Action item
Please print out the entries below unchanged and skip the images.

Data
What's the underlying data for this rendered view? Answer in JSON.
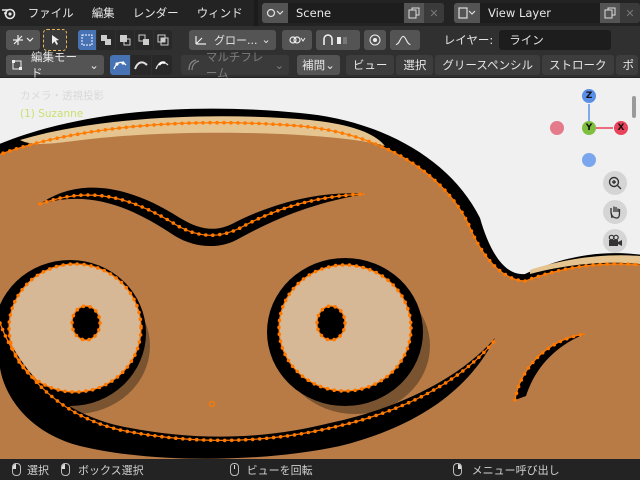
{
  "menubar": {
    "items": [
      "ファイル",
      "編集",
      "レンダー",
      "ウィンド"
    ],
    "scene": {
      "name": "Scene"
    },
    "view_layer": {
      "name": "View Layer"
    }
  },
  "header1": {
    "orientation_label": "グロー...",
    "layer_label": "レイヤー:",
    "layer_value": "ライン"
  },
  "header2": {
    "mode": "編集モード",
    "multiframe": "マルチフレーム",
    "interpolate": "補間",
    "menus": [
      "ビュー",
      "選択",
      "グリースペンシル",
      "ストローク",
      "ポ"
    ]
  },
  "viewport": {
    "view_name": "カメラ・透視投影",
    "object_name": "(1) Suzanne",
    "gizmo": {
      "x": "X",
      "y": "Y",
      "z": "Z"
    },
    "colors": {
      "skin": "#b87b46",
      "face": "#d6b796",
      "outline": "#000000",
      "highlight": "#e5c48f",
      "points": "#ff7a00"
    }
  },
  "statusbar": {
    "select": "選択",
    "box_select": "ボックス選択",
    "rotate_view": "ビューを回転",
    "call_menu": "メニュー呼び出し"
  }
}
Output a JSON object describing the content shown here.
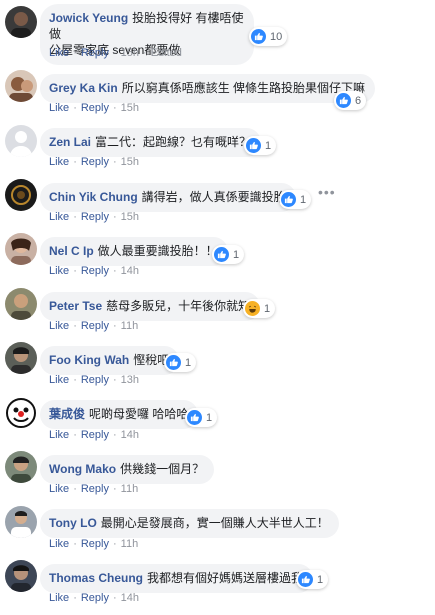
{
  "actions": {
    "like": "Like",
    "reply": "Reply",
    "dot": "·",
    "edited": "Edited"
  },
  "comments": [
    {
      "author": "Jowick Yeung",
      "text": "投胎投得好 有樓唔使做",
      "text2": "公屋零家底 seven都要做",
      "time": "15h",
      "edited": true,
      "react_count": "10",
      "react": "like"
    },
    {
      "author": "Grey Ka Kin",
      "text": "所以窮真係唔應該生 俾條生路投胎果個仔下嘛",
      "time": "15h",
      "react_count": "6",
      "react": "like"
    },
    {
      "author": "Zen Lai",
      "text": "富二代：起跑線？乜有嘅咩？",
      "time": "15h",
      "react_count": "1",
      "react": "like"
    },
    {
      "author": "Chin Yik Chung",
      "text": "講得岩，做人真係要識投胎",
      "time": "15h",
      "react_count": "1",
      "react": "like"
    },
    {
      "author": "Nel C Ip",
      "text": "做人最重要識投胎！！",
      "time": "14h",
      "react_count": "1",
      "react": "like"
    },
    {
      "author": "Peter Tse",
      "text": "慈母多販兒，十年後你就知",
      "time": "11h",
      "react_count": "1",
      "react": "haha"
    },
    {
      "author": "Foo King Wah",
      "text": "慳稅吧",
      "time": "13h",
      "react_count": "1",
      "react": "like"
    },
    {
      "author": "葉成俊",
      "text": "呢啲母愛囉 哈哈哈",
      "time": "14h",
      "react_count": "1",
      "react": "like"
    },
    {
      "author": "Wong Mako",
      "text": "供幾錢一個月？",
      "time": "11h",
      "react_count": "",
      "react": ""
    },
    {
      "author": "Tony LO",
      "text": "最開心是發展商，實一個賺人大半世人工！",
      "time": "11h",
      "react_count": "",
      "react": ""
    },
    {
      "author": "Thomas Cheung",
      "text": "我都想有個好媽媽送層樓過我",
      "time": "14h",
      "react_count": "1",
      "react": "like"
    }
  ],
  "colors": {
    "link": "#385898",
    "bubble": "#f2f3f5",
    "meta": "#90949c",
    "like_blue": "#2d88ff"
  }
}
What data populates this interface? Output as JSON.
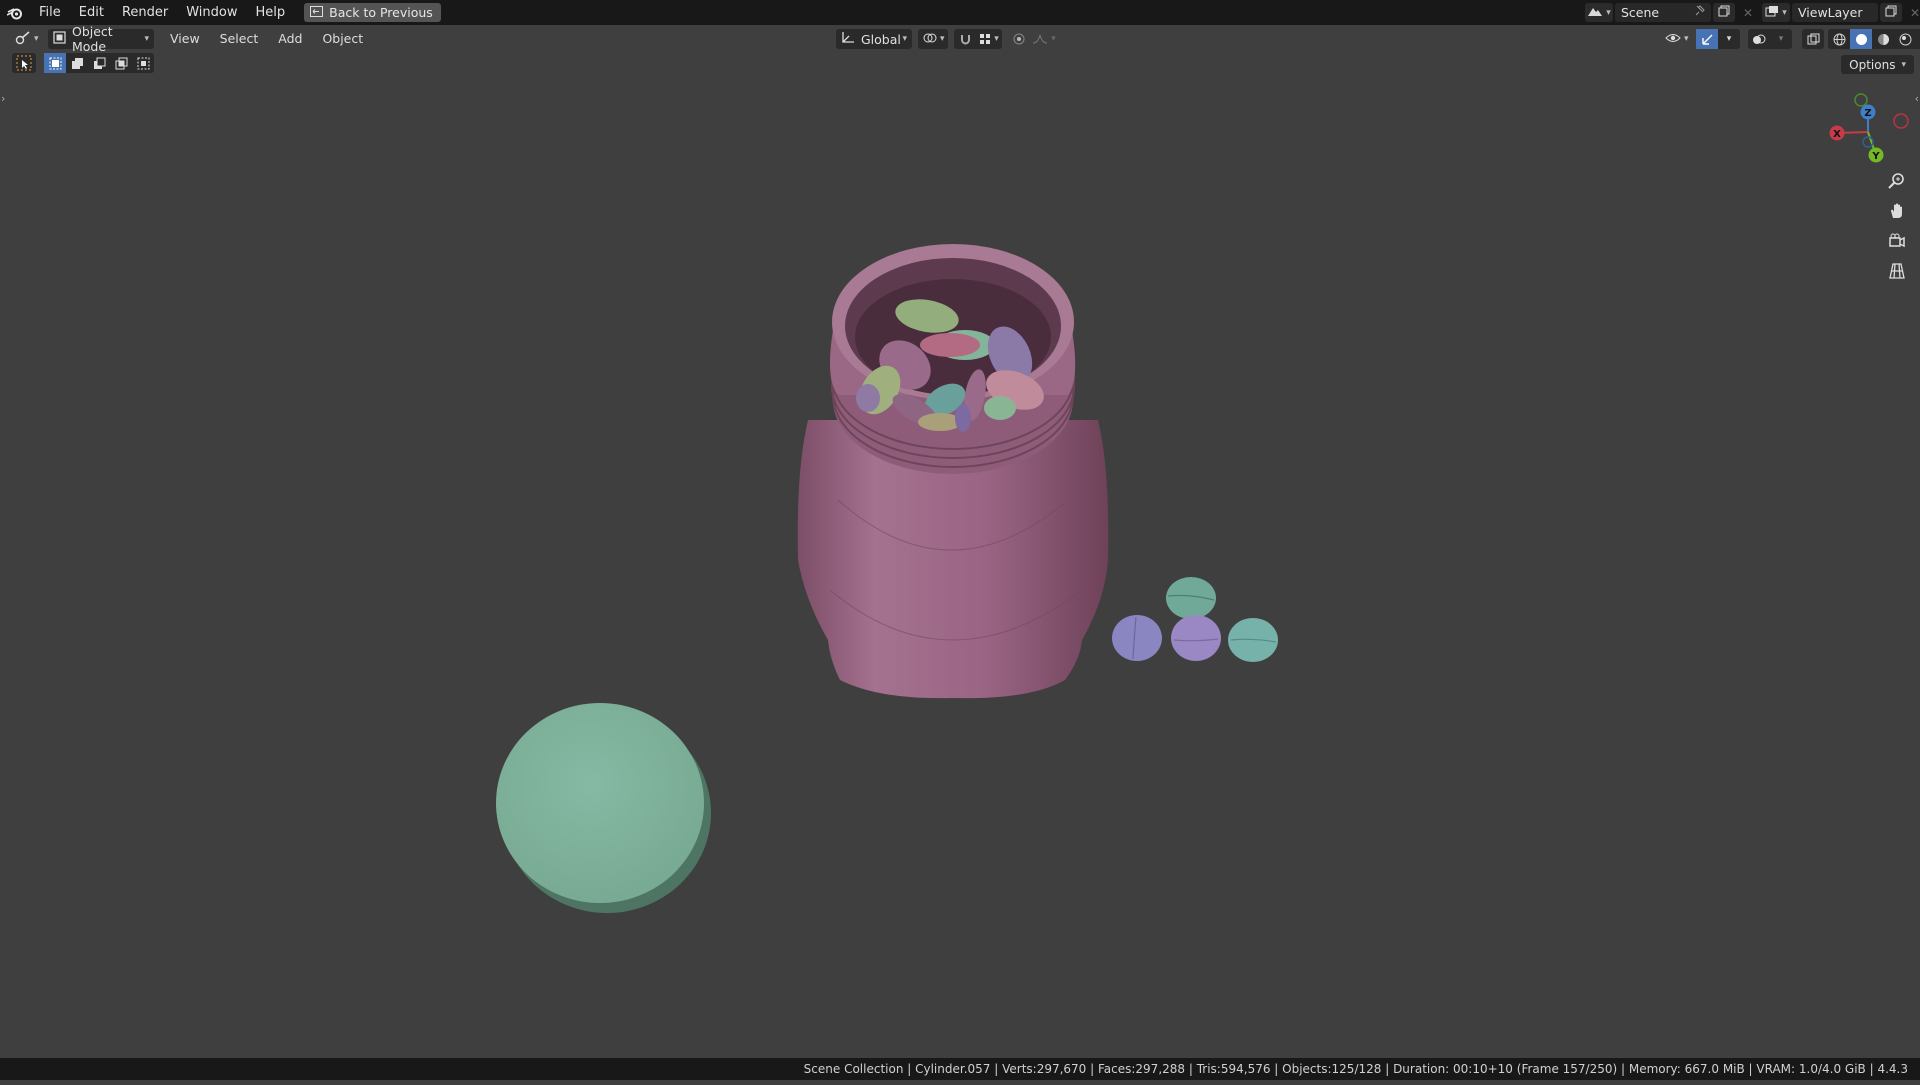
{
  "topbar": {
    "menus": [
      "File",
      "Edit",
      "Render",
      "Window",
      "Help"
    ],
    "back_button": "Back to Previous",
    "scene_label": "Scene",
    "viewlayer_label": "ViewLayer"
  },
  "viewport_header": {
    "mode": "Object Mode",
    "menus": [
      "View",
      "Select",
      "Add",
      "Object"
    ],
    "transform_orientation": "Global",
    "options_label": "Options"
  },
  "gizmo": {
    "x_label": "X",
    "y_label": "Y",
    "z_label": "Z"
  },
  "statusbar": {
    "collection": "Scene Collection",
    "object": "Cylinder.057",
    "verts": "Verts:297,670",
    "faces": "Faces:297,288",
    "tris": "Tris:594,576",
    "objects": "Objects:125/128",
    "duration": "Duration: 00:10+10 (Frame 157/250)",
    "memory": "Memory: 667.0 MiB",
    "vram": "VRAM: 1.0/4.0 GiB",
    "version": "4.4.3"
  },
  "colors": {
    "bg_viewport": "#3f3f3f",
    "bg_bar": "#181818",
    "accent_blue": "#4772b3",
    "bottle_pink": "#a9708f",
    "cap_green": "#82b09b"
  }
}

Written response
What's the underlying data for this rendered view? Answer in JSON.
{
  "menubar": {
    "items": [
      "ファイル",
      "編集",
      "レンダー",
      "ウィンド"
    ],
    "scene": {
      "name": "Scene"
    },
    "view_layer": {
      "name": "View Layer"
    }
  },
  "header1": {
    "orientation_label": "グロー...",
    "layer_label": "レイヤー:",
    "layer_value": "ライン"
  },
  "header2": {
    "mode": "編集モード",
    "multiframe": "マルチフレーム",
    "interpolate": "補間",
    "menus": [
      "ビュー",
      "選択",
      "グリースペンシル",
      "ストローク",
      "ポ"
    ]
  },
  "viewport": {
    "view_name": "カメラ・透視投影",
    "object_name": "(1) Suzanne",
    "gizmo": {
      "x": "X",
      "y": "Y",
      "z": "Z"
    },
    "colors": {
      "skin": "#b87b46",
      "face": "#d6b796",
      "outline": "#000000",
      "highlight": "#e5c48f",
      "points": "#ff7a00"
    }
  },
  "statusbar": {
    "select": "選択",
    "box_select": "ボックス選択",
    "rotate_view": "ビューを回転",
    "call_menu": "メニュー呼び出し"
  }
}
Output a JSON object describing the content shown here.
{
  "actions": {
    "like": "Like",
    "reply": "Reply",
    "dot": "·",
    "edited": "Edited"
  },
  "comments": [
    {
      "author": "Jowick Yeung",
      "text": "投胎投得好 有樓唔使做",
      "text2": "公屋零家底 seven都要做",
      "time": "15h",
      "edited": true,
      "react_count": "10",
      "react": "like"
    },
    {
      "author": "Grey Ka Kin",
      "text": "所以窮真係唔應該生 俾條生路投胎果個仔下嘛",
      "time": "15h",
      "react_count": "6",
      "react": "like"
    },
    {
      "author": "Zen Lai",
      "text": "富二代：起跑線？乜有嘅咩？",
      "time": "15h",
      "react_count": "1",
      "react": "like"
    },
    {
      "author": "Chin Yik Chung",
      "text": "講得岩，做人真係要識投胎",
      "time": "15h",
      "react_count": "1",
      "react": "like"
    },
    {
      "author": "Nel C Ip",
      "text": "做人最重要識投胎！！",
      "time": "14h",
      "react_count": "1",
      "react": "like"
    },
    {
      "author": "Peter Tse",
      "text": "慈母多販兒，十年後你就知",
      "time": "11h",
      "react_count": "1",
      "react": "haha"
    },
    {
      "author": "Foo King Wah",
      "text": "慳稅吧",
      "time": "13h",
      "react_count": "1",
      "react": "like"
    },
    {
      "author": "葉成俊",
      "text": "呢啲母愛囉 哈哈哈",
      "time": "14h",
      "react_count": "1",
      "react": "like"
    },
    {
      "author": "Wong Mako",
      "text": "供幾錢一個月？",
      "time": "11h",
      "react_count": "",
      "react": ""
    },
    {
      "author": "Tony LO",
      "text": "最開心是發展商，實一個賺人大半世人工！",
      "time": "11h",
      "react_count": "",
      "react": ""
    },
    {
      "author": "Thomas Cheung",
      "text": "我都想有個好媽媽送層樓過我",
      "time": "14h",
      "react_count": "1",
      "react": "like"
    }
  ],
  "colors": {
    "link": "#385898",
    "bubble": "#f2f3f5",
    "meta": "#90949c",
    "like_blue": "#2d88ff"
  }
}
What data populates this interface? Output as JSON.
{
  "topbar": {
    "menus": [
      "File",
      "Edit",
      "Render",
      "Window",
      "Help"
    ],
    "back_button": "Back to Previous",
    "scene_label": "Scene",
    "viewlayer_label": "ViewLayer"
  },
  "viewport_header": {
    "mode": "Object Mode",
    "menus": [
      "View",
      "Select",
      "Add",
      "Object"
    ],
    "transform_orientation": "Global",
    "options_label": "Options"
  },
  "gizmo": {
    "x_label": "X",
    "y_label": "Y",
    "z_label": "Z"
  },
  "statusbar": {
    "collection": "Scene Collection",
    "object": "Cylinder.057",
    "verts": "Verts:297,670",
    "faces": "Faces:297,288",
    "tris": "Tris:594,576",
    "objects": "Objects:125/128",
    "duration": "Duration: 00:10+10 (Frame 157/250)",
    "memory": "Memory: 667.0 MiB",
    "vram": "VRAM: 1.0/4.0 GiB",
    "version": "4.4.3"
  },
  "colors": {
    "bg_viewport": "#3f3f3f",
    "bg_bar": "#181818",
    "accent_blue": "#4772b3",
    "bottle_pink": "#a9708f",
    "cap_green": "#82b09b"
  }
}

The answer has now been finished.